Why is fundamental analysis so poor in that regard? It is not so much the methodology itself that fails, it is the poor application of the methodology by analysts and other commentators. For example, they often fail to spot that the company has a new high margin product that is growing fast and will make a very positive impact on earnings in the near future. That is a failure in the application of fundamental analysis, rather than a defect in fundamental analysis.
So what else worked well? The same methodology above (ie outperforming before and during the covid crash) was applied to the UK, Euro Stoxx 50 constituents and Irish market.
Only one UK stock was selected, Admiral Group (+24%). The Euro Stoxx 50 constituents selected were Schneider Electric (+21.5%), L'Oreal (+10%), ASML Holdings (+1%), Deutsche Boerse (-14%). The Irish stocks selected were Flutter Entertainment (+20%), Kingspan (+16%), Kerry Group (+7.5%), Greencoat Renewables (-10%).
It may be a little too early to properly assess these, given that the Euro stocks were selected only on 25th June and the Irish stocks in late July / early August. However, if the underperformers here (ASML, Deutsche Boerse, Greencoat Renewables) are still in the negative column by next March, then I would dump them. Why? Because the December to February period is usually the strongest part of the year for stocks (the reasons why will be the subject of another article in Market Topics), so it they don't perform then, they are usually turkeys.
A review of the 'FAANG' stocks on 21st May, selected Facebook (+21%) and Microsoft (+16%) again, both of which continue to look good.
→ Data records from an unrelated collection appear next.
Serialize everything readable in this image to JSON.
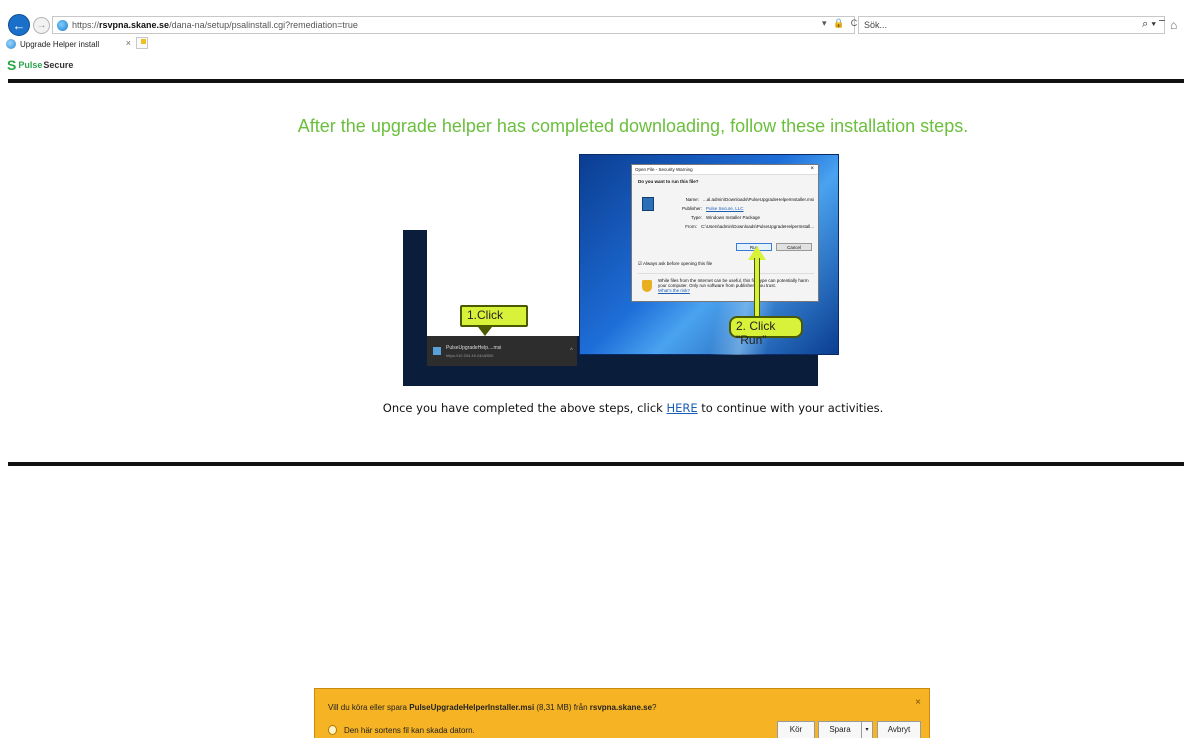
{
  "browser": {
    "url_prefix": "https://",
    "url_host": "rsvpna.skane.se",
    "url_path": "/dana-na/setup/psalinstall.cgi?remediation=true",
    "url_controls": "▾ 🔒 C",
    "search_placeholder": "Sök...",
    "search_controls": "⌕ ▾",
    "tab_title": "Upgrade Helper install",
    "tab_close": "×"
  },
  "brand": {
    "mark": "S",
    "name_part1": "Pulse",
    "name_part2": "Secure"
  },
  "content": {
    "heading": "After the upgrade helper has completed downloading, follow these installation steps.",
    "instruction_before": "Once you have completed the above steps, click ",
    "instruction_link": "HERE",
    "instruction_after": " to continue with your activities."
  },
  "illustration": {
    "callout_1": "1.Click",
    "callout_2": "2. Click \"Run\"",
    "download": {
      "file": "PulseUpgradeHelp....msi",
      "url": "https://10.204.49.24/dl/000"
    },
    "dialog": {
      "title": "Open File - Security Warning",
      "question": "Do you want to run this file?",
      "fields": [
        {
          "key": "Name:",
          "value": "...al.admin\\Downloads\\PulseUpgradeHelperInstaller.msi",
          "link": false
        },
        {
          "key": "Publisher:",
          "value": "Pulse Secure, LLC",
          "link": true
        },
        {
          "key": "Type:",
          "value": "Windows Installer Package",
          "link": false
        },
        {
          "key": "From:",
          "value": "C:\\Users\\admin\\Downloads\\PulseUpgradeHelperInstall...",
          "link": false
        }
      ],
      "run": "Run",
      "cancel": "Cancel",
      "checkbox": "Always ask before opening this file",
      "warning": "While files from the Internet can be useful, this file type can potentially harm your computer. Only run software from publishers you trust.",
      "warning_link": "What's the risk?"
    }
  },
  "notification": {
    "prompt_before": "Vill du köra eller spara ",
    "prompt_file": "PulseUpgradeHelperInstaller.msi",
    "prompt_middle": " (8,31 MB) från ",
    "prompt_host": "rsvpna.skane.se",
    "prompt_after": "?",
    "warning": "Den här sortens fil kan skada datorn.",
    "run": "Kör",
    "save": "Spara",
    "save_arrow": "▾",
    "cancel": "Avbryt",
    "close": "×",
    "color": "#f6b324"
  },
  "colors": {
    "heading": "#6abf3c",
    "link": "#1a5fb4",
    "callout": "#d8f23a"
  }
}
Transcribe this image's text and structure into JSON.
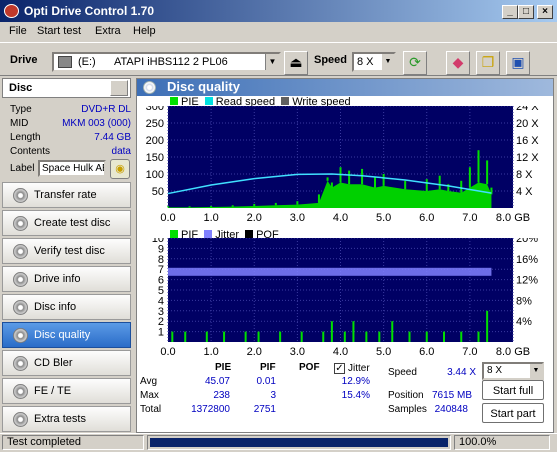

Research from non-technical sources lead to recommendations for BT Group (+11.4%) and Discovery Communications (+21%). These continue to look interesting. The latter selection, in particular, raises the question about the high cost of providing content for broadcasting outlets. One only has to consider the mammoth remuneration sought by the likes of Joe Duffy and Pat Kenny, compared to the low cost of producing the Discovery Channel which only has to put a camera in front of a few chimps (who are arguably more informative).
I have omitted the last two articles written in Market Topics, as it is too early to assess these. However, they are all off to a good start - 'Oct 2020: Best US Shares To Buy?' recommended Texas Instruments and Colgate Palmolive both of which have moved up a bit since then. Also the stocks recommended in 'Nov 2020: FTSE 100 Outperformers' are showing an overall gain after just a few weeks.
So what did not work so well?
The main problem was the topsy-turvy nature of the market. We started off in a bull market at the end of 2019, and the verdict in the Overall Market Trend section was that the technical indicators for the all important US stockmarket, as measured by the S&P 500 index, were bullish. I then changed this outlook to bearish on the 10th of March 2020, with the index at 2,829.
The market began to recover from the 'covid funk' and I changed again on the 8th of June 2020, with the index at 3,194 (+13%) to bullish, and continue with a bullish outlook now nearing the end of 2020.
That is about as good as one could expect from technical analysis. However, I did recommend the Wisdom Tree 3x Daily Short FTSE 100 ETF (3UKS) on 10th March when I turned bearish, and closed out on 8th June when I changed back to a bullish outlook. That is three times leveraged, so it fell 58%. However, that loss is partially mitigated by the two stocks recommended on the same Overall Market Trend article on 10th March, Polymetal International (+22%), Rentokil Initial (+5%).
There is no strategy that works every single time on the stockmarket. The best you will get is a strategy that works most of the time, and is based on a rational and professional methodology, so it is therefore likely to continue to work most of the time well into the future.
That is exactly what you get here at SEXTON READS THE CHARTS.